Wheat streak mosaic virus (WSMV) problems have been extensive throughout the western Great Plains this year, significantly reducing the yield potential of many fields. A critical key in managing this threat in the next crop is elimination of volunteer wheat. Tillage or chemical weed control should occur at least one month before planting to allow host plants time to dry up and cease being a host.
Planting clean, certified, fungicide-treated wheat seed is one of the first steps in assuring top yields from your 2018 wheat crop. Another is selecting resistant varieties, where available. Together these practices can help you more effectively manage seed-transmitted diseases of wheat.
This year the onset of stripe rust was earlier in eastern Nebraska than in western Nebraska, allowing it to develop to levels that could be scored in state variety trials in Washington, Saunders, and Clay counties. A table provides ratings for a number of varieties and lines at three sites.
Timely control of volunteer wheat and other weeds is key to managing yield loss risk in your 2018 crop. Yield-limiting risk factors affected by weed control include wheat streak mosaic and other diseases, insects (wheat stem sawfly and disease vectors), moisture loss, and increased weed seed production.
A survey of fields in south central, southeast, and northeast Nebraska shows wheat diseases increasing in severity and occurrence. Stripe rust and leaf rust have developed to severe levels in fields plant with susceptible varieties that weren't sprayed to protect the flag leaf.
In a survey of wheat fields and research plots in south central and southeast Nebraska on May 24-25, stripe rust was the predominant fungal disease found. Its increase is due to the rainfall and cool temperatures that have prevailed during the last two weeks.
Recent rainfall and cool temperatures have favored development of stripe rust to severe levels on flag leaves in fields that have not been sprayed as shown in Figure 1, a photo taken Wednesday, May 24, in a grower’s field in Webster County in south-central Nebraska.

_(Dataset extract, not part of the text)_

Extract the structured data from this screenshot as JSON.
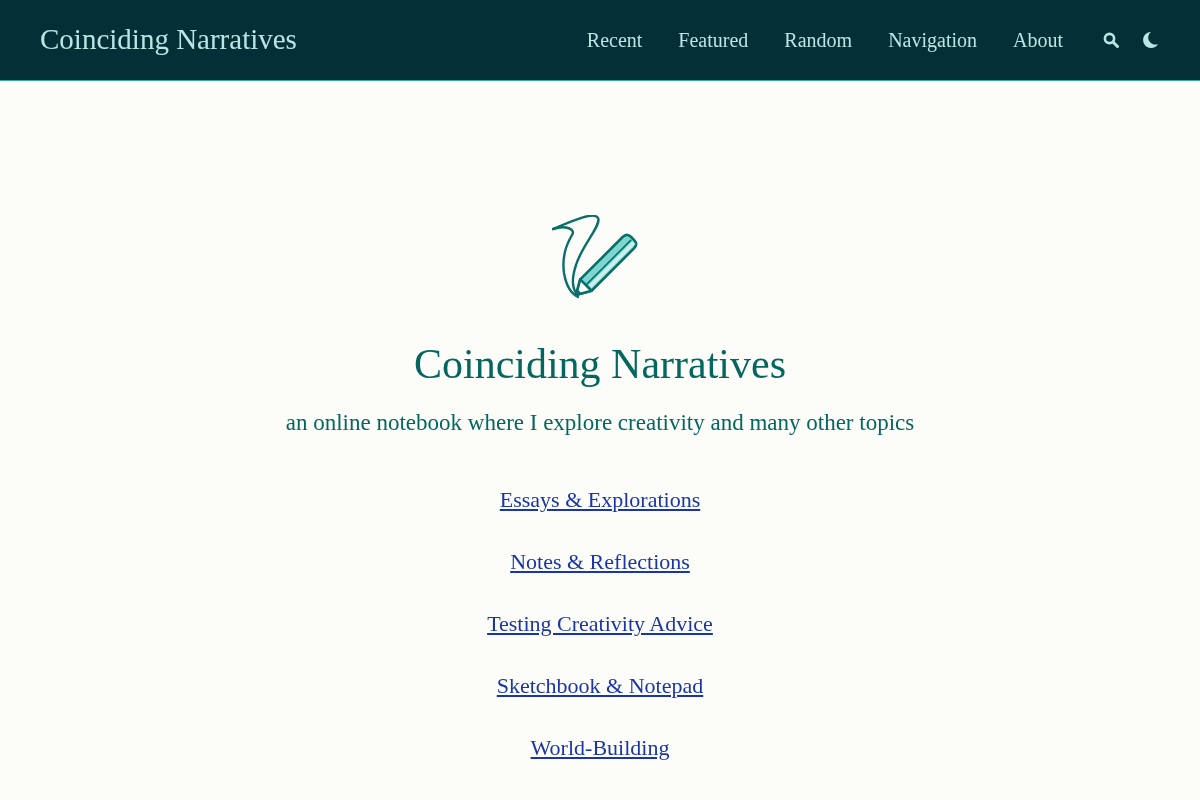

A survey of wheat fields in the Nebraska Panhandle found only trace levels of stripe rust and low levels of tan spot, but widespread areas of wheat streak mosaic virus with severity ranging from mild to severe.